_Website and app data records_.
____________________

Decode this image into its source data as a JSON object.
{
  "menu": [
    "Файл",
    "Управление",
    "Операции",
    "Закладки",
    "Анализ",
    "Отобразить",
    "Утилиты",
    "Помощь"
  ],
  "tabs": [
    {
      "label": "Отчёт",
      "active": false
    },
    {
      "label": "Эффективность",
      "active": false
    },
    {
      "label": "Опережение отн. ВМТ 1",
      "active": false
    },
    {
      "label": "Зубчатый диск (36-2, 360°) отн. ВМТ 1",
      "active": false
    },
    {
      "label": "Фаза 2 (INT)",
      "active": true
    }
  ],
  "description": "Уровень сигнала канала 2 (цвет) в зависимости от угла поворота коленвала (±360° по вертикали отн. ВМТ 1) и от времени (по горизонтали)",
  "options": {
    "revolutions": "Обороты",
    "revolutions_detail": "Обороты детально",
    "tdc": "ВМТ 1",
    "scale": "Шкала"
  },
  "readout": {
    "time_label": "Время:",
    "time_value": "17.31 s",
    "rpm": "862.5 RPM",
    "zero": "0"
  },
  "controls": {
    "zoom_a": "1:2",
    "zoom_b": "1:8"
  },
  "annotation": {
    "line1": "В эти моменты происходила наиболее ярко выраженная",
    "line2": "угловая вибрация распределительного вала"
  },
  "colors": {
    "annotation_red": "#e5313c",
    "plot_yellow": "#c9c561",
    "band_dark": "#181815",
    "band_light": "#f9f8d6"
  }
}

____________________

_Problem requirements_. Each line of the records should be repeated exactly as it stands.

_Result below_.
Decode this image into its source data as a JSON object.
{
  "menu": [
    "Файл",
    "Управление",
    "Операции",
    "Закладки",
    "Анализ",
    "Отобразить",
    "Утилиты",
    "Помощь"
  ],
  "tabs": [
    {
      "label": "Отчёт",
      "active": false
    },
    {
      "label": "Эффективность",
      "active": false
    },
    {
      "label": "Опережение отн. ВМТ 1",
      "active": false
    },
    {
      "label": "Зубчатый диск (36-2, 360°) отн. ВМТ 1",
      "active": false
    },
    {
      "label": "Фаза 2 (INT)",
      "active": true
    }
  ],
  "description": "Уровень сигнала канала 2 (цвет) в зависимости от угла поворота коленвала (±360° по вертикали отн. ВМТ 1) и от времени (по горизонтали)",
  "options": {
    "revolutions": "Обороты",
    "revolutions_detail": "Обороты детально",
    "tdc": "ВМТ 1",
    "scale": "Шкала"
  },
  "readout": {
    "time_label": "Время:",
    "time_value": "17.31 s",
    "rpm": "862.5 RPM",
    "zero": "0"
  },
  "controls": {
    "zoom_a": "1:2",
    "zoom_b": "1:8"
  },
  "annotation": {
    "line1": "В эти моменты происходила наиболее ярко выраженная",
    "line2": "угловая вибрация распределительного вала"
  },
  "colors": {
    "annotation_red": "#e5313c",
    "plot_yellow": "#c9c561",
    "band_dark": "#181815",
    "band_light": "#f9f8d6"
  }
}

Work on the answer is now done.